EXTRACT: "A decade ago, I wrote The Life You Can Save: Acting Now to End World Poverty. This month, a fully revised Tenth Anniversary edition was published, and is available, free, as an eBook and audiobook. The chapters of the audiobook are read by celebrities, including Paul Simon, Kristen Bell, Stephen Fry, Natalia Vodianova, Shabana Azmi, and Nicholas D’Agosto. Revising the book has led me to reflect on the impact it has had, while the research involved in updating it has made me focus on what has changed over the past ten years"
Nov 27th 2019
EXTRACT: "Jay Willis at GQ reports that Secretary of Energy Rick Perry said on Fox and Friends that Trump is God’s Chosen One. He said he told Trump, “If you’re a believing Christian, you understand God’s plan for the people who rule and judge over us on this planet and our government.” Perry also said that he had written a memo for Trump about how God uses imperfect people, comparing Trump to biblical figures such as Solomon, Saul and David, who were also flawed. This evangelical discourse that a providential God controls political power goes back to old West Semitic Religion"
Nov 7th 2019
Extract: "The PSA test is done using a small amount of blood to detect raised levels of prostate specific antigen (PSA). Yet, despite its relatively low cost and ease of administering, it is not offered for routine screening in many countries, including the UK. This is because a significant proportion of those testing positive have no disease (a false-positive result), slow-growing cancer that doesn’t need treatment, or positive results caused by a relatively benign condition, such as a urinary tract infection. Detecting prostate cancer early is important and saves lives. But many of those identified by the PSA test as having elevated levels of the antigen could potentially undergo painful treatment with significant life-altering side effects, which were unnecessary. Also, up to 15% of men with prostate cancer have normal PSA levels (a false-negative result), meaning that many men would receive unwarranted reassurance from this test. Guidelines in most countries, therefore, note that the possible benefits of testing are outweighed by the potential harms of over-diagnosis and over-treatment, making it unsuitable for screening everyone."
Nov 5th 2019
Extract: "Ken Loach’s film, Sorry We Missed You, tells the harrowing tale of Ricky, Abby and their family’s attempts to get by in a precarious world of low paid jobs and the so-called “gig economy”. But how realistic is it? Can Loach’s film be accused of undue pessimism?"
Nov 3rd 2019

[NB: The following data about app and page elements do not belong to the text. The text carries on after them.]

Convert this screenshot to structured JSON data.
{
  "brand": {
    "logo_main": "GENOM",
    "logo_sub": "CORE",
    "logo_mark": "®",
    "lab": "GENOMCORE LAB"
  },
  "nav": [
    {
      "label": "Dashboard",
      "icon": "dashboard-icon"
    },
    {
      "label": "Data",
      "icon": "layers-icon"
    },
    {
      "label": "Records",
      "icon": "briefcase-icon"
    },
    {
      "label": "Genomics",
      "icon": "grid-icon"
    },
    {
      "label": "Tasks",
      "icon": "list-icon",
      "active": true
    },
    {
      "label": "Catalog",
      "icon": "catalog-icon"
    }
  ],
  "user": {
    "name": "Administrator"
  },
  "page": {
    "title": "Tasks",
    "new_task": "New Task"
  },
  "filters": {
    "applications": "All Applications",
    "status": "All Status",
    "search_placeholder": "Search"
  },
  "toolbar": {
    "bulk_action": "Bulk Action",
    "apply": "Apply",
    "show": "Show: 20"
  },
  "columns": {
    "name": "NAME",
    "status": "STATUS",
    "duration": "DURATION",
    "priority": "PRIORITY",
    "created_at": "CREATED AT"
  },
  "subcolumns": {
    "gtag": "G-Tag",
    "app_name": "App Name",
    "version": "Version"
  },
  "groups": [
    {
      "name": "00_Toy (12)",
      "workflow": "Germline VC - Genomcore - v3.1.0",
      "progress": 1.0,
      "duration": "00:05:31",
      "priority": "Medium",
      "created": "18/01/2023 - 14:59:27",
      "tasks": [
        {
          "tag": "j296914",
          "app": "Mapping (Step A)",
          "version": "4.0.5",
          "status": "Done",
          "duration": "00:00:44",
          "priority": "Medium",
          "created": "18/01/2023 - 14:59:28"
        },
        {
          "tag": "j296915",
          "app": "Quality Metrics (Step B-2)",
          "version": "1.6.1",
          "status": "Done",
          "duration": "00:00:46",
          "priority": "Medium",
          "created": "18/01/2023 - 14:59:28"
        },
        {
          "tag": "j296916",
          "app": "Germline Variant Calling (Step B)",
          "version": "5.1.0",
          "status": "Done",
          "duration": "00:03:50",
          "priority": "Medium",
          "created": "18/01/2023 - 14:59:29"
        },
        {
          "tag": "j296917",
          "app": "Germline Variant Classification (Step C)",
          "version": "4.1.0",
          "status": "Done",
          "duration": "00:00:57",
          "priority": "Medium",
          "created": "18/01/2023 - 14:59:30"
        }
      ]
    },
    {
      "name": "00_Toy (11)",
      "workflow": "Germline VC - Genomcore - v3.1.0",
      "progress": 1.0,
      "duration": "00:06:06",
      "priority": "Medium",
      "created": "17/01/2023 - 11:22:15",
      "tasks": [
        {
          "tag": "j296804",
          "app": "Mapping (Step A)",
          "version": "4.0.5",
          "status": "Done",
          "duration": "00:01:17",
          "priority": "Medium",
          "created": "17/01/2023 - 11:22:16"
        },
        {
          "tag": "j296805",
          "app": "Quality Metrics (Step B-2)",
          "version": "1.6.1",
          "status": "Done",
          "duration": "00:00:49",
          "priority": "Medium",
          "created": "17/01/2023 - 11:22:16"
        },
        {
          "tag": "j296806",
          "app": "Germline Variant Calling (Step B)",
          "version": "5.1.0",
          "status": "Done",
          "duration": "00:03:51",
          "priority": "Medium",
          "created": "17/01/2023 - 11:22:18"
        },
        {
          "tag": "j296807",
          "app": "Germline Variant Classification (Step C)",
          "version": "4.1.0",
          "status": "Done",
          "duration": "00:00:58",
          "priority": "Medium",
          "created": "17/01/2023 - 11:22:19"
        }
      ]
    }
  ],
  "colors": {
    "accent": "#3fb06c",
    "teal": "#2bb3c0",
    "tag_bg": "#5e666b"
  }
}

Extract: "Travel to Prague, Kyiv, or Bucharest today and you will find glittering shopping malls filled with imported consumer goods: perfumes from France, fashion from Italy, and wristwatches from Switzerland. At the local Cineplex, urbane young citizens queue for the latest Marvel blockbuster movie. They stare at sleek iPhones, perhaps planning their next holiday to Paris, Goa, or Buenos Aires. The city center hums with cafés and bars catering to foreigners and local elites who buy gourmet groceries at massive hypermarkets. Compared to the scarcity and insularity of the communist past, Central and Eastern Europe today is brimming with new opportunities.......In these same cities, however, pensioners and the poor struggle to afford the most basic amenities. Older citizens choose between heat, medicine, and food. In rural areas, some families have returned to subsistence agriculture."
Nov 3rd 2019
EXTRACTS: "Genetic clustering has existed in all past societies. People have typically been relatively genetically similar to others nearby. But most of this was because of limited mobility."........."But in the 19th and 20th centuries, people started to move about more. Societies opened up geographically, and socially. This new mobility has created a new kind of clustering – what the American author Thomas Friedman called a “great sorting out”.".........".....this is now visible at the genetic level too."